Task objective: A word-for-word copy of the entries is the goal; leave out the pictures.

Interface dataset entries:
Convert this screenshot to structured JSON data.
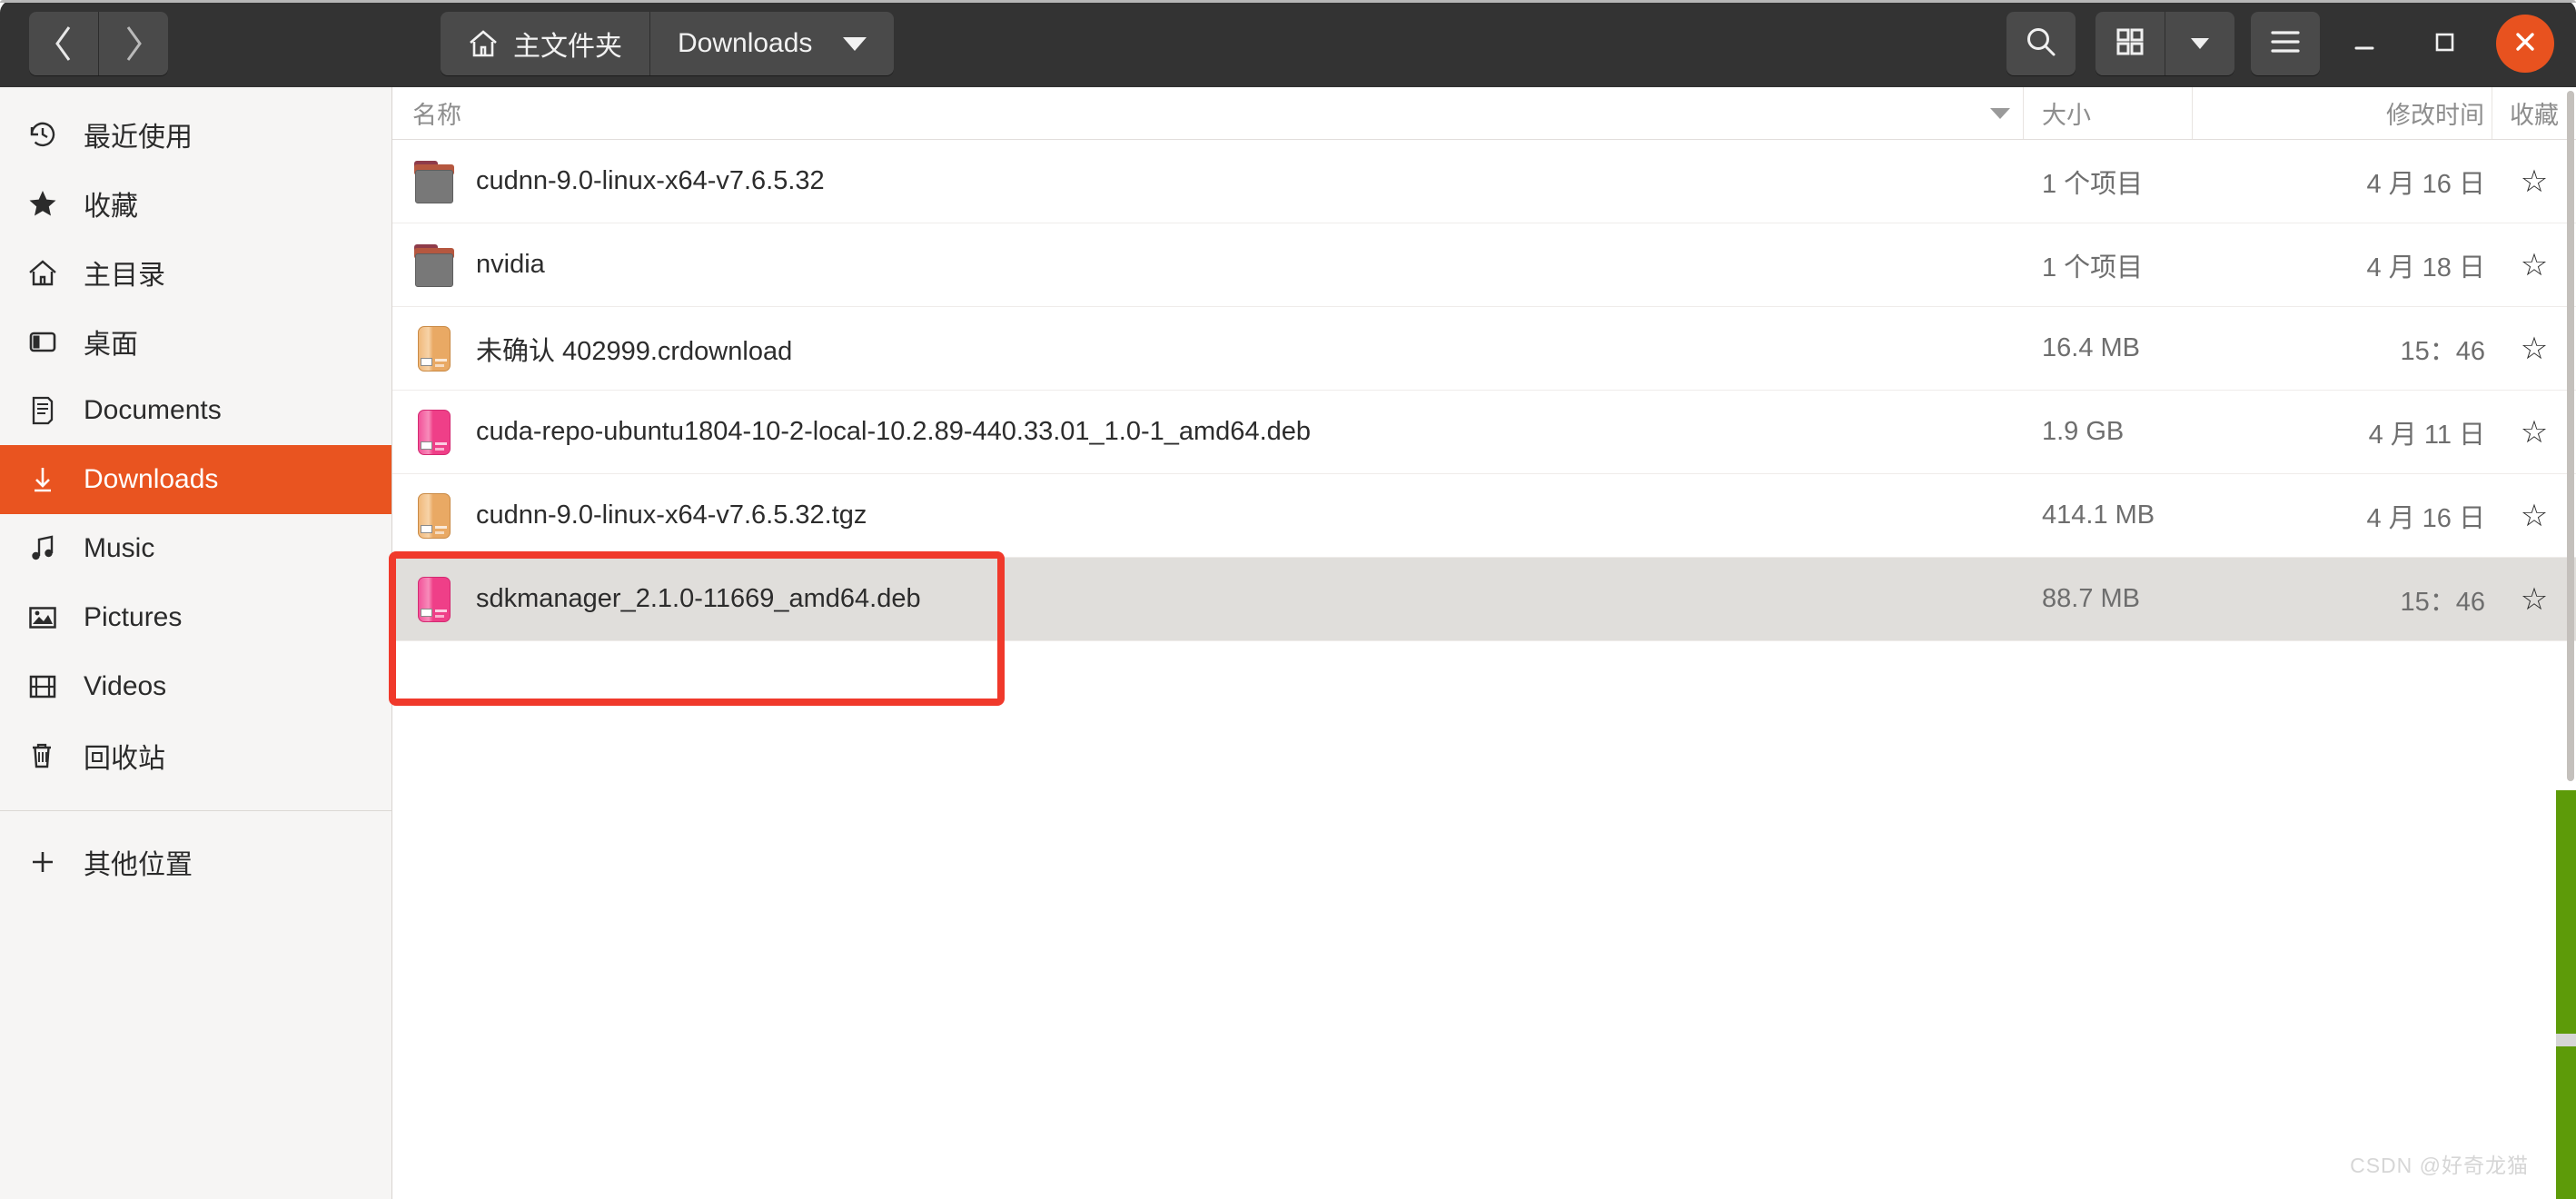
{
  "window": {
    "close_label": "✕"
  },
  "titlebar": {
    "nav": {
      "back_label": "‹",
      "forward_label": "›"
    },
    "breadcrumb": [
      {
        "label": "主文件夹",
        "icon": "home-icon",
        "has_caret": false
      },
      {
        "label": "Downloads",
        "icon": "",
        "has_caret": true
      }
    ],
    "buttons": {
      "search": "search-icon",
      "grid_view": "grid-view-icon",
      "view_dropdown": "chevron-down-icon",
      "menu": "hamburger-menu-icon",
      "minimize": "minimize-icon",
      "maximize": "maximize-icon",
      "close": "close-icon"
    }
  },
  "sidebar": {
    "items": [
      {
        "label": "最近使用",
        "icon": "clock-history-icon",
        "active": false
      },
      {
        "label": "收藏",
        "icon": "star-icon",
        "active": false
      },
      {
        "label": "主目录",
        "icon": "home-icon",
        "active": false
      },
      {
        "label": "桌面",
        "icon": "desktop-icon",
        "active": false
      },
      {
        "label": "Documents",
        "icon": "document-icon",
        "active": false
      },
      {
        "label": "Downloads",
        "icon": "download-icon",
        "active": true
      },
      {
        "label": "Music",
        "icon": "music-note-icon",
        "active": false
      },
      {
        "label": "Pictures",
        "icon": "picture-icon",
        "active": false
      },
      {
        "label": "Videos",
        "icon": "film-icon",
        "active": false
      },
      {
        "label": "回收站",
        "icon": "trash-icon",
        "active": false
      }
    ],
    "other_locations": {
      "label": "其他位置",
      "icon": "plus-icon"
    }
  },
  "filelist": {
    "columns": {
      "name": "名称",
      "size": "大小",
      "modified": "修改时间",
      "favorite": "收藏"
    },
    "sort_column": "name",
    "rows": [
      {
        "name": "cudnn-9.0-linux-x64-v7.6.5.32",
        "icon": "folder-icon",
        "kind": "folder",
        "size": "1 个项目",
        "modified": "4 月 16 日",
        "star": "☆",
        "selected": false
      },
      {
        "name": "nvidia",
        "icon": "folder-icon",
        "kind": "folder",
        "size": "1 个项目",
        "modified": "4 月 18 日",
        "star": "☆",
        "selected": false
      },
      {
        "name": "未确认 402999.crdownload",
        "icon": "package-icon",
        "kind": "package-orange",
        "size": "16.4 MB",
        "modified": "15：46",
        "star": "☆",
        "selected": false
      },
      {
        "name": "cuda-repo-ubuntu1804-10-2-local-10.2.89-440.33.01_1.0-1_amd64.deb",
        "icon": "package-icon",
        "kind": "package-pink",
        "size": "1.9 GB",
        "modified": "4 月 11 日",
        "star": "☆",
        "selected": false
      },
      {
        "name": "cudnn-9.0-linux-x64-v7.6.5.32.tgz",
        "icon": "package-icon",
        "kind": "package-orange",
        "size": "414.1 MB",
        "modified": "4 月 16 日",
        "star": "☆",
        "selected": false
      },
      {
        "name": "sdkmanager_2.1.0-11669_amd64.deb",
        "icon": "package-icon",
        "kind": "package-pink",
        "size": "88.7 MB",
        "modified": "15：46",
        "star": "☆",
        "selected": true
      }
    ]
  },
  "annotation": {
    "color": "#f0392b",
    "target_row": "sdkmanager_2.1.0-11669_amd64.deb"
  },
  "watermark": {
    "text": "CSDN @好奇龙猫"
  },
  "colors": {
    "accent": "#e95420",
    "titlebar_bg": "#333333",
    "sidebar_bg": "#f6f5f4",
    "selection_bg": "#e0dedb",
    "annotation_red": "#f0392b",
    "edge_green": "#5d9b09"
  }
}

Written solution:
Convert this screenshot to structured JSON data.
{
  "window": {
    "close_label": "✕"
  },
  "titlebar": {
    "nav": {
      "back_label": "‹",
      "forward_label": "›"
    },
    "breadcrumb": [
      {
        "label": "主文件夹",
        "icon": "home-icon",
        "has_caret": false
      },
      {
        "label": "Downloads",
        "icon": "",
        "has_caret": true
      }
    ],
    "buttons": {
      "search": "search-icon",
      "grid_view": "grid-view-icon",
      "view_dropdown": "chevron-down-icon",
      "menu": "hamburger-menu-icon",
      "minimize": "minimize-icon",
      "maximize": "maximize-icon",
      "close": "close-icon"
    }
  },
  "sidebar": {
    "items": [
      {
        "label": "最近使用",
        "icon": "clock-history-icon",
        "active": false
      },
      {
        "label": "收藏",
        "icon": "star-icon",
        "active": false
      },
      {
        "label": "主目录",
        "icon": "home-icon",
        "active": false
      },
      {
        "label": "桌面",
        "icon": "desktop-icon",
        "active": false
      },
      {
        "label": "Documents",
        "icon": "document-icon",
        "active": false
      },
      {
        "label": "Downloads",
        "icon": "download-icon",
        "active": true
      },
      {
        "label": "Music",
        "icon": "music-note-icon",
        "active": false
      },
      {
        "label": "Pictures",
        "icon": "picture-icon",
        "active": false
      },
      {
        "label": "Videos",
        "icon": "film-icon",
        "active": false
      },
      {
        "label": "回收站",
        "icon": "trash-icon",
        "active": false
      }
    ],
    "other_locations": {
      "label": "其他位置",
      "icon": "plus-icon"
    }
  },
  "filelist": {
    "columns": {
      "name": "名称",
      "size": "大小",
      "modified": "修改时间",
      "favorite": "收藏"
    },
    "sort_column": "name",
    "rows": [
      {
        "name": "cudnn-9.0-linux-x64-v7.6.5.32",
        "icon": "folder-icon",
        "kind": "folder",
        "size": "1 个项目",
        "modified": "4 月 16 日",
        "star": "☆",
        "selected": false
      },
      {
        "name": "nvidia",
        "icon": "folder-icon",
        "kind": "folder",
        "size": "1 个项目",
        "modified": "4 月 18 日",
        "star": "☆",
        "selected": false
      },
      {
        "name": "未确认 402999.crdownload",
        "icon": "package-icon",
        "kind": "package-orange",
        "size": "16.4 MB",
        "modified": "15：46",
        "star": "☆",
        "selected": false
      },
      {
        "name": "cuda-repo-ubuntu1804-10-2-local-10.2.89-440.33.01_1.0-1_amd64.deb",
        "icon": "package-icon",
        "kind": "package-pink",
        "size": "1.9 GB",
        "modified": "4 月 11 日",
        "star": "☆",
        "selected": false
      },
      {
        "name": "cudnn-9.0-linux-x64-v7.6.5.32.tgz",
        "icon": "package-icon",
        "kind": "package-orange",
        "size": "414.1 MB",
        "modified": "4 月 16 日",
        "star": "☆",
        "selected": false
      },
      {
        "name": "sdkmanager_2.1.0-11669_amd64.deb",
        "icon": "package-icon",
        "kind": "package-pink",
        "size": "88.7 MB",
        "modified": "15：46",
        "star": "☆",
        "selected": true
      }
    ]
  },
  "annotation": {
    "color": "#f0392b",
    "target_row": "sdkmanager_2.1.0-11669_amd64.deb"
  },
  "watermark": {
    "text": "CSDN @好奇龙猫"
  },
  "colors": {
    "accent": "#e95420",
    "titlebar_bg": "#333333",
    "sidebar_bg": "#f6f5f4",
    "selection_bg": "#e0dedb",
    "annotation_red": "#f0392b",
    "edge_green": "#5d9b09"
  }
}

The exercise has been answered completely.